Editing by Dipika Kalra has been a letdown as the pace is too slow and the movie could have been 15 to 20 minutes short.

Amit Trivedi’s music is the biggest highlight of the film. The music reminds you of the music of S D Burman & R D Burman. Special mention for “Sawar Loon” which has rendered by Monali Thakur is brilliant. Amitabh Bhattacharya’s lyrics is poetic and blends well with the mood of the film.

Director Vikramaditya Motwane who gave us the brilliant “Udaan” creates a riveting painting but it does not have the soul. Vikramaditya stresses more on the expressions of the actor rather than the dialogues. Some sequences are directed well like the chase sequence. But movie fails to capture the attention of the viewer  because of the pace.

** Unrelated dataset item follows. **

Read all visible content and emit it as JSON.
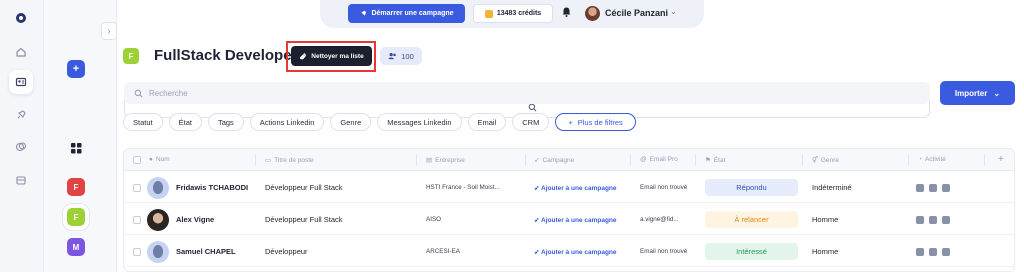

“Lootera” has some good performances; Sonakshi Sinha proves that she can portray sensitive roles well. Ranveer Singh is a bit stiff in the first half but slowly and steadily by the second half he shows why is he the most sought after newcomer in the current lot of new actors. But Vikrant Massey who plays Ranveer’s friend Devdas in the movie, shines with his easy performance, an actor who shows the spark. Rest of the cast like Adil Hussain & Divya Dutta do justice to their miniscule role. Rather Divya Dutta is completely wasted in a 2 minute role.

Overall “Lootera” could have been a classic but falls flat due to its pace, I go with 2 & a half stars.